### Given data

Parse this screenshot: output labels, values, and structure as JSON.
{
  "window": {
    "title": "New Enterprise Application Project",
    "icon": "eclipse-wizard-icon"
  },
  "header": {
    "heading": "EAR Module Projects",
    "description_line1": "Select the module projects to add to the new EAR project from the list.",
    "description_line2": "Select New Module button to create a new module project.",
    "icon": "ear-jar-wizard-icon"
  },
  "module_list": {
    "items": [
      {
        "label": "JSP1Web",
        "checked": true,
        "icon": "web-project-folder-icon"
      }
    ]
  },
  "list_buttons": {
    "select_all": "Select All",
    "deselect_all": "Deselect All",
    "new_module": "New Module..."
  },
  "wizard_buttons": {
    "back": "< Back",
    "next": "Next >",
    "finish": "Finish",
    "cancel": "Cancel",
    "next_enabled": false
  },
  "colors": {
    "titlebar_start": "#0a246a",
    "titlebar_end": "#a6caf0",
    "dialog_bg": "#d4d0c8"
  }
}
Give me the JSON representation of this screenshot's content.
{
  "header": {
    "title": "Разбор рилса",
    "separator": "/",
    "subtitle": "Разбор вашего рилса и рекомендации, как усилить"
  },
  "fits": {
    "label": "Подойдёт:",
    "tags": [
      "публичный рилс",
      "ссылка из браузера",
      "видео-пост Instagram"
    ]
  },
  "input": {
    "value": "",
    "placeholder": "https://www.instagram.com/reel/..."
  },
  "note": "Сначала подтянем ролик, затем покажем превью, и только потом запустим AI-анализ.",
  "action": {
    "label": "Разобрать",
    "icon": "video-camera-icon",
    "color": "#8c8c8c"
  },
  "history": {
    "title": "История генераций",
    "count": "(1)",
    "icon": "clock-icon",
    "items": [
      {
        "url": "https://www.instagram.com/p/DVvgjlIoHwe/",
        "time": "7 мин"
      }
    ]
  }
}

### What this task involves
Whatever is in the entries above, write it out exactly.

### Task answer
Parse this screenshot: output labels, values, and structure as JSON.
{
  "window": {
    "title": "New Enterprise Application Project",
    "icon": "eclipse-wizard-icon"
  },
  "header": {
    "heading": "EAR Module Projects",
    "description_line1": "Select the module projects to add to the new EAR project from the list.",
    "description_line2": "Select New Module button to create a new module project.",
    "icon": "ear-jar-wizard-icon"
  },
  "module_list": {
    "items": [
      {
        "label": "JSP1Web",
        "checked": true,
        "icon": "web-project-folder-icon"
      }
    ]
  },
  "list_buttons": {
    "select_all": "Select All",
    "deselect_all": "Deselect All",
    "new_module": "New Module..."
  },
  "wizard_buttons": {
    "back": "< Back",
    "next": "Next >",
    "finish": "Finish",
    "cancel": "Cancel",
    "next_enabled": false
  },
  "colors": {
    "titlebar_start": "#0a246a",
    "titlebar_end": "#a6caf0",
    "dialog_bg": "#d4d0c8"
  }
}
Give me the JSON representation of this screenshot's content.
{
  "header": {
    "title": "Разбор рилса",
    "separator": "/",
    "subtitle": "Разбор вашего рилса и рекомендации, как усилить"
  },
  "fits": {
    "label": "Подойдёт:",
    "tags": [
      "публичный рилс",
      "ссылка из браузера",
      "видео-пост Instagram"
    ]
  },
  "input": {
    "value": "",
    "placeholder": "https://www.instagram.com/reel/..."
  },
  "note": "Сначала подтянем ролик, затем покажем превью, и только потом запустим AI-анализ.",
  "action": {
    "label": "Разобрать",
    "icon": "video-camera-icon",
    "color": "#8c8c8c"
  },
  "history": {
    "title": "История генераций",
    "count": "(1)",
    "icon": "clock-icon",
    "items": [
      {
        "url": "https://www.instagram.com/p/DVvgjlIoHwe/",
        "time": "7 мин"
      }
    ]
  }
}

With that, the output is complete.